▼

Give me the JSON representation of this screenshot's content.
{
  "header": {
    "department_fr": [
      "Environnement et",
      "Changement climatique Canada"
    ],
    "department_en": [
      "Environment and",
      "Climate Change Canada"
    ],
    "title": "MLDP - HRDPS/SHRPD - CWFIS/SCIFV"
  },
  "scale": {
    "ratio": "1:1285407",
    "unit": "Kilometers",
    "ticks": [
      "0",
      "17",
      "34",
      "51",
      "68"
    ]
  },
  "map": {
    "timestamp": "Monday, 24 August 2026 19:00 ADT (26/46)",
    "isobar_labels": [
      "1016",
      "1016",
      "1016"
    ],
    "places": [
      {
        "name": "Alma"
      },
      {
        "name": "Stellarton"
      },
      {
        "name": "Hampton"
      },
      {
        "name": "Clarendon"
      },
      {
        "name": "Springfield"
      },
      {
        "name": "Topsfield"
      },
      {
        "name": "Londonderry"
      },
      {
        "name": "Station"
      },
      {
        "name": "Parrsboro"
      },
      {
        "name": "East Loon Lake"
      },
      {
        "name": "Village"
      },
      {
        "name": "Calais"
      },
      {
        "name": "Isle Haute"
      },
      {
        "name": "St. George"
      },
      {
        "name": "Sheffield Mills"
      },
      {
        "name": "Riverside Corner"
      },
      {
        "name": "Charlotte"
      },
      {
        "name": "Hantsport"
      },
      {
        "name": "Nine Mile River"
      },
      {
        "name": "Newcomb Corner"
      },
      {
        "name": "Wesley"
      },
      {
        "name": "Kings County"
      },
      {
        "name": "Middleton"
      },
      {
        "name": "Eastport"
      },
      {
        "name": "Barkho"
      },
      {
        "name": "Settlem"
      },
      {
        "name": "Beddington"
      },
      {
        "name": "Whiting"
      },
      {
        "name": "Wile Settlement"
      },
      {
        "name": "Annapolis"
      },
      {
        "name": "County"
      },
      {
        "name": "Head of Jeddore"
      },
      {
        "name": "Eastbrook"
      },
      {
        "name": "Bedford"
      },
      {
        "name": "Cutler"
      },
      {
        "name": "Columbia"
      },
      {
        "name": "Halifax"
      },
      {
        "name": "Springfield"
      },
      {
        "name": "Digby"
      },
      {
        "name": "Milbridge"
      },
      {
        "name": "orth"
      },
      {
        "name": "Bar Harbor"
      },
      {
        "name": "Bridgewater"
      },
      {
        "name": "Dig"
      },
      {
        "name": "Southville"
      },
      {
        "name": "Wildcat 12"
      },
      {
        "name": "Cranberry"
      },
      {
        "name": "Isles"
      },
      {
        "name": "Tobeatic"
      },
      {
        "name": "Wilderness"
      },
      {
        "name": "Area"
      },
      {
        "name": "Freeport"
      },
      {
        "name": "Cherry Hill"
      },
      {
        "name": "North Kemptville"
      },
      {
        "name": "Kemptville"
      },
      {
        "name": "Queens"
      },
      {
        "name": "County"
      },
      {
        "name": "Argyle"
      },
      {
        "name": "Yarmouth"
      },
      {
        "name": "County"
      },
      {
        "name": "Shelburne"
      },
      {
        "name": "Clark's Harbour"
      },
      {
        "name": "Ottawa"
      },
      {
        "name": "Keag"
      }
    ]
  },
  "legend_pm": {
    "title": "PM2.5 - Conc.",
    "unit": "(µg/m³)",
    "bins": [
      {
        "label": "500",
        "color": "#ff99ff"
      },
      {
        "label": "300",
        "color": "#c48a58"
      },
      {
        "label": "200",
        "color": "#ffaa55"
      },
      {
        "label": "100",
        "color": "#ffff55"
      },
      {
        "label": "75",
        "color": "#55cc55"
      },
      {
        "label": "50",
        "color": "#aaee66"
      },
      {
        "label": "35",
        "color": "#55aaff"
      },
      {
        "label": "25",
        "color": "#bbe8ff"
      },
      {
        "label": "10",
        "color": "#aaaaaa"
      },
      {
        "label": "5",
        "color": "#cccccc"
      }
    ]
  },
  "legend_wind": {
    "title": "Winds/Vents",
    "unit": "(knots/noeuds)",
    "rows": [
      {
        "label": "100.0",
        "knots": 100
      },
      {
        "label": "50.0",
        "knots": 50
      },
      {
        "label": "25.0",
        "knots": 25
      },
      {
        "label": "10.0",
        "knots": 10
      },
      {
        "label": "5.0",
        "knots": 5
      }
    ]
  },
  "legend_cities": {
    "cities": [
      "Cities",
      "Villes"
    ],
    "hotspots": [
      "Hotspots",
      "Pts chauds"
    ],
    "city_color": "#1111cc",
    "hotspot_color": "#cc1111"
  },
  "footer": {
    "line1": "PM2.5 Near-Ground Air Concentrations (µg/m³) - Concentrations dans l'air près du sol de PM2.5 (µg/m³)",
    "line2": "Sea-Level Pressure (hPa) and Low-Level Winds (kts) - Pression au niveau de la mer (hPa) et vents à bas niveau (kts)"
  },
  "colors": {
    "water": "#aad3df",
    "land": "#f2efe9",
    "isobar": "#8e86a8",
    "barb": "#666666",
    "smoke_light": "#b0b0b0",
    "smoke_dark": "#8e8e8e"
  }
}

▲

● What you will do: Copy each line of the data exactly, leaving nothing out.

● Answer area:
Give me the JSON representation of this screenshot's content.
{
  "header": {
    "department_fr": [
      "Environnement et",
      "Changement climatique Canada"
    ],
    "department_en": [
      "Environment and",
      "Climate Change Canada"
    ],
    "title": "MLDP - HRDPS/SHRPD - CWFIS/SCIFV"
  },
  "scale": {
    "ratio": "1:1285407",
    "unit": "Kilometers",
    "ticks": [
      "0",
      "17",
      "34",
      "51",
      "68"
    ]
  },
  "map": {
    "timestamp": "Monday, 24 August 2026 19:00 ADT (26/46)",
    "isobar_labels": [
      "1016",
      "1016",
      "1016"
    ],
    "places": [
      {
        "name": "Alma"
      },
      {
        "name": "Stellarton"
      },
      {
        "name": "Hampton"
      },
      {
        "name": "Clarendon"
      },
      {
        "name": "Springfield"
      },
      {
        "name": "Topsfield"
      },
      {
        "name": "Londonderry"
      },
      {
        "name": "Station"
      },
      {
        "name": "Parrsboro"
      },
      {
        "name": "East Loon Lake"
      },
      {
        "name": "Village"
      },
      {
        "name": "Calais"
      },
      {
        "name": "Isle Haute"
      },
      {
        "name": "St. George"
      },
      {
        "name": "Sheffield Mills"
      },
      {
        "name": "Riverside Corner"
      },
      {
        "name": "Charlotte"
      },
      {
        "name": "Hantsport"
      },
      {
        "name": "Nine Mile River"
      },
      {
        "name": "Newcomb Corner"
      },
      {
        "name": "Wesley"
      },
      {
        "name": "Kings County"
      },
      {
        "name": "Middleton"
      },
      {
        "name": "Eastport"
      },
      {
        "name": "Barkho"
      },
      {
        "name": "Settlem"
      },
      {
        "name": "Beddington"
      },
      {
        "name": "Whiting"
      },
      {
        "name": "Wile Settlement"
      },
      {
        "name": "Annapolis"
      },
      {
        "name": "County"
      },
      {
        "name": "Head of Jeddore"
      },
      {
        "name": "Eastbrook"
      },
      {
        "name": "Bedford"
      },
      {
        "name": "Cutler"
      },
      {
        "name": "Columbia"
      },
      {
        "name": "Halifax"
      },
      {
        "name": "Springfield"
      },
      {
        "name": "Digby"
      },
      {
        "name": "Milbridge"
      },
      {
        "name": "orth"
      },
      {
        "name": "Bar Harbor"
      },
      {
        "name": "Bridgewater"
      },
      {
        "name": "Dig"
      },
      {
        "name": "Southville"
      },
      {
        "name": "Wildcat 12"
      },
      {
        "name": "Cranberry"
      },
      {
        "name": "Isles"
      },
      {
        "name": "Tobeatic"
      },
      {
        "name": "Wilderness"
      },
      {
        "name": "Area"
      },
      {
        "name": "Freeport"
      },
      {
        "name": "Cherry Hill"
      },
      {
        "name": "North Kemptville"
      },
      {
        "name": "Kemptville"
      },
      {
        "name": "Queens"
      },
      {
        "name": "County"
      },
      {
        "name": "Argyle"
      },
      {
        "name": "Yarmouth"
      },
      {
        "name": "County"
      },
      {
        "name": "Shelburne"
      },
      {
        "name": "Clark's Harbour"
      },
      {
        "name": "Ottawa"
      },
      {
        "name": "Keag"
      }
    ]
  },
  "legend_pm": {
    "title": "PM2.5 - Conc.",
    "unit": "(µg/m³)",
    "bins": [
      {
        "label": "500",
        "color": "#ff99ff"
      },
      {
        "label": "300",
        "color": "#c48a58"
      },
      {
        "label": "200",
        "color": "#ffaa55"
      },
      {
        "label": "100",
        "color": "#ffff55"
      },
      {
        "label": "75",
        "color": "#55cc55"
      },
      {
        "label": "50",
        "color": "#aaee66"
      },
      {
        "label": "35",
        "color": "#55aaff"
      },
      {
        "label": "25",
        "color": "#bbe8ff"
      },
      {
        "label": "10",
        "color": "#aaaaaa"
      },
      {
        "label": "5",
        "color": "#cccccc"
      }
    ]
  },
  "legend_wind": {
    "title": "Winds/Vents",
    "unit": "(knots/noeuds)",
    "rows": [
      {
        "label": "100.0",
        "knots": 100
      },
      {
        "label": "50.0",
        "knots": 50
      },
      {
        "label": "25.0",
        "knots": 25
      },
      {
        "label": "10.0",
        "knots": 10
      },
      {
        "label": "5.0",
        "knots": 5
      }
    ]
  },
  "legend_cities": {
    "cities": [
      "Cities",
      "Villes"
    ],
    "hotspots": [
      "Hotspots",
      "Pts chauds"
    ],
    "city_color": "#1111cc",
    "hotspot_color": "#cc1111"
  },
  "footer": {
    "line1": "PM2.5 Near-Ground Air Concentrations (µg/m³) - Concentrations dans l'air près du sol de PM2.5 (µg/m³)",
    "line2": "Sea-Level Pressure (hPa) and Low-Level Winds (kts) - Pression au niveau de la mer (hPa) et vents à bas niveau (kts)"
  },
  "colors": {
    "water": "#aad3df",
    "land": "#f2efe9",
    "isobar": "#8e86a8",
    "barb": "#666666",
    "smoke_light": "#b0b0b0",
    "smoke_dark": "#8e8e8e"
  }
}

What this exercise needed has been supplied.